The ILO defines liberalization in terms of certain “key policy commitments,” all of which affect the situation of the workers, though at times only indirectly. One of the crucial commitments is a reduction in the size and role of the public sector of given countries, which usually results in cutbacks in public employment and productive public assets and the elimination of much of the state’s regulatory capacity. Other key commitments include unobstructed capital mobility, regardless of the effects in the value of a country’s exchange rate and ability to finance domestic business (hence to sustain employment levels), and labor market “flexibility,” a euphemism for removing (or restricting) such labor market “distortions” as trade unions and minimum wage laws and, in brief, subjecting workers to the dictates of supply and demand.
Once employers were mostly local; so were unions. When local companies became national corporations, unions too had to go national. Now capital has gone global. Unions have made intermittent efforts at international cooperation, but the obstacles are considerable.
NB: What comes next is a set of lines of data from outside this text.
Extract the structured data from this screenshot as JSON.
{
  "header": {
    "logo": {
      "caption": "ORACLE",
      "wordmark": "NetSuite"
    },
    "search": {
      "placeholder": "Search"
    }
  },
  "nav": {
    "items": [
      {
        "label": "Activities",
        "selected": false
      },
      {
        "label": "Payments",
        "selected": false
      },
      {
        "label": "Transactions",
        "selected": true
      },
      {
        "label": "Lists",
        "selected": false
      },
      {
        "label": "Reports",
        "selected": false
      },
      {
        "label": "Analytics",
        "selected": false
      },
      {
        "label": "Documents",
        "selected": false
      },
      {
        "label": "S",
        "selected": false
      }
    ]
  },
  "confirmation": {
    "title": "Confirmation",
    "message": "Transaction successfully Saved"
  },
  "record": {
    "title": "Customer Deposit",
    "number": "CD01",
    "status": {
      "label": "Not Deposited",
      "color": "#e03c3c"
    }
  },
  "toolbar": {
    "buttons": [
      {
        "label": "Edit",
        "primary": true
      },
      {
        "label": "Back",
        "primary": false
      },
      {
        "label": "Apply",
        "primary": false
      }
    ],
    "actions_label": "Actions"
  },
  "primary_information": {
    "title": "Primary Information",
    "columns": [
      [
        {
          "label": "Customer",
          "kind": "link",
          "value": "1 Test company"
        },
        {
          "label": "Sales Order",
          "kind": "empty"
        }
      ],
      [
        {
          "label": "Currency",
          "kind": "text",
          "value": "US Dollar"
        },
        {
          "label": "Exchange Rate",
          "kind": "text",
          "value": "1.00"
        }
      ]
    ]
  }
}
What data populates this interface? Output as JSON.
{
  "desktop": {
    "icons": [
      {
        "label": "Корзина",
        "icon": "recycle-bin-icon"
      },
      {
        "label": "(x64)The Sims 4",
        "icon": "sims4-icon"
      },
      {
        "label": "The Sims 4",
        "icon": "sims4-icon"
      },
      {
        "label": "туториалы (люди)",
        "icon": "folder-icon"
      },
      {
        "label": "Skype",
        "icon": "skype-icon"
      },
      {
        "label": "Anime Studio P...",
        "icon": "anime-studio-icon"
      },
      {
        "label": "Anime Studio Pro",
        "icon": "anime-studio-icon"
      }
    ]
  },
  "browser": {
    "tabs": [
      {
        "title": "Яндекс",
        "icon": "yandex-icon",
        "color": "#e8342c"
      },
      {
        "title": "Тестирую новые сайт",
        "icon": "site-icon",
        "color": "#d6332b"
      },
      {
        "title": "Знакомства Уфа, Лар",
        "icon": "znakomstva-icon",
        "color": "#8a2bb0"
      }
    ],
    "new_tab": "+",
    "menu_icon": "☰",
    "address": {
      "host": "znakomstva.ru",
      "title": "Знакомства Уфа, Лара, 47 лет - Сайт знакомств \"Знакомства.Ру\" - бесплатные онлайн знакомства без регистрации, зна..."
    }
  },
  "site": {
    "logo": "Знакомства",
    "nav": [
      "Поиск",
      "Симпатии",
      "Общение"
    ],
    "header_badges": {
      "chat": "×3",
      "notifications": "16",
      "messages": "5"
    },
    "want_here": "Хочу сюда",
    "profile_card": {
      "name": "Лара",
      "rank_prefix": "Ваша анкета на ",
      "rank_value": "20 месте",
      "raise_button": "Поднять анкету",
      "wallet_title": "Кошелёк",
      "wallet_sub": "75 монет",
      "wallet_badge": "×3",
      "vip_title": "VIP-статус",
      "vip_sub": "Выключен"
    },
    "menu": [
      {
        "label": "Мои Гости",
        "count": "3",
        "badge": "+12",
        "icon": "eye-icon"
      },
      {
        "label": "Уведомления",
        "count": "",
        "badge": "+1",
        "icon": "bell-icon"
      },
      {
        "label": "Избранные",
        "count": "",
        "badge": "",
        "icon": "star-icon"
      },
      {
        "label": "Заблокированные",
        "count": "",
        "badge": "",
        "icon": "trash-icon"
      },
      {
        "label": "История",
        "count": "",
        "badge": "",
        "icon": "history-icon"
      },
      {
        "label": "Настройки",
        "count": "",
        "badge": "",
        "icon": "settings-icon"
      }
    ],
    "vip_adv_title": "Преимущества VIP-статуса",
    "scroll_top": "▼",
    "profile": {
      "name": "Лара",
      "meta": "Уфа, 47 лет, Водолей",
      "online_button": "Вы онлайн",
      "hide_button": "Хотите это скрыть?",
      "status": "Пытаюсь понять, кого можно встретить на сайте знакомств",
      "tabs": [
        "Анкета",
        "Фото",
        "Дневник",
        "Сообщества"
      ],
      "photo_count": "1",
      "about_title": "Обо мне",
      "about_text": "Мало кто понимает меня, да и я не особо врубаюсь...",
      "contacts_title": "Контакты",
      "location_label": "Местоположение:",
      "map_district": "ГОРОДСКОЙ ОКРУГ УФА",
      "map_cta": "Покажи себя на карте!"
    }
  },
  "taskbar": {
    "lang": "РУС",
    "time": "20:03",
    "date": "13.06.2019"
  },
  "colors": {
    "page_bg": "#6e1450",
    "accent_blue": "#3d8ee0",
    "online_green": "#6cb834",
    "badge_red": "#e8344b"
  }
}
To overcome them, bridge building and information sharing across borders need to start long before individual campaigns begin, cementing relationships, fostering solidarity, and developing enough strategic knowledge for unions to provide mutual aid in the global arena.
New Labor Forum
Vol. 15, no. 1, Spring 2006